First, download your most recent credit report from all three credit reporting agencies. You can obtain your free report at AnnualCreditReport.com.  You are allowed to download one free report every year. Don’t be fooled by the free credit score websites. In order to see what is on your credit report, you need to have your full report.

Once you identify the incorrect information, you should dispute in writing and online. When you draft your letter, make sure you keep a copy of your letter for your files. In addition, you should send the letter with certified mail so that you have proof of your correspondence. In your letter, please include as much information as possible. Credit reporting agencies are used to receiving many disputes from people who are just trying to get something legitimate removed. The more details you have and you can share, the better the chance of getting the right outcome during your first dispute.

The credit reporting agencies have 30 days to respond. If you do not like the response that you receive, you do not have to quit. Instead, you should share your complaint with the Consumer Financial Protection Bureau. You can submit your complaint online here.

After you file your appeal with the credit reporting agency, you may want to appeal to the creditor as well. For example, if Capital One has an account that you do not believe is yours, you should send them a letter (also via certified mail) disputing the account. You should include as much information as possible in the letter, and let them know that you will also be disputing the information with the credit reporting agencies.

Once It Is Fixed

Once you get your credit reports fixed, you have the right to ask the credit reporting agencies to send updated information to anyone who requested a report in the last six months. For example, you may have applied for a job and been embarrassed by a collection item that did not belong to you. Once the information is cleared up on your credit report, the credit reporting agency could provide updated information to your employer.

Beware Disputes and Mortgages

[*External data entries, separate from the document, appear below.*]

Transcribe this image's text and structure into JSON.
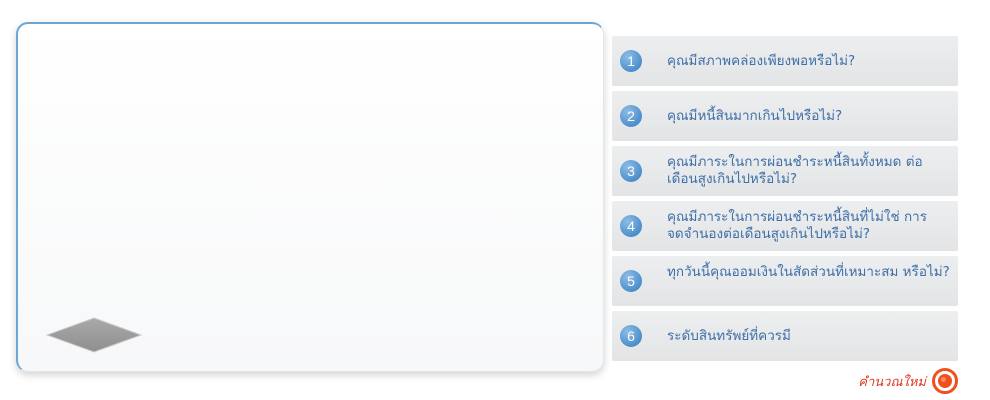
{
  "questions": [
    {
      "number": "1",
      "text": "คุณมีสภาพคล่องเพียงพอหรือไม่?"
    },
    {
      "number": "2",
      "text": "คุณมีหนี้สินมากเกินไปหรือไม่?"
    },
    {
      "number": "3",
      "text": "คุณมีภาระในการผ่อนชำระหนี้สินทั้งหมด ต่อเดือนสูงเกินไปหรือไม่?"
    },
    {
      "number": "4",
      "text": "คุณมีภาระในการผ่อนชำระหนี้สินที่ไม่ใช่ การจดจำนองต่อเดือนสูงเกินไปหรือไม่?"
    },
    {
      "number": "5",
      "text": "ทุกวันนี้คุณออมเงินในสัดส่วนที่เหมาะสม หรือไม่?"
    },
    {
      "number": "6",
      "text": "ระดับสินทรัพย์ที่ควรมี"
    }
  ],
  "footer": {
    "label": "คำนวณใหม่",
    "icon": "target-icon"
  },
  "colors": {
    "accent_blue": "#4d8fcb",
    "question_text": "#3f6fa8",
    "item_bg": "#e6e8ea",
    "footer_orange": "#f0501e"
  }
}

If you are applying for a mortgage, you should be very careful before disputing an item on your credit report. For conforming mortgages (Fannie Mae and Freddie Mac), you often are unable to close a mortgage while a dispute is open. And disputes take time. That is another reason why it is important to keep an eye on your credit report regularly.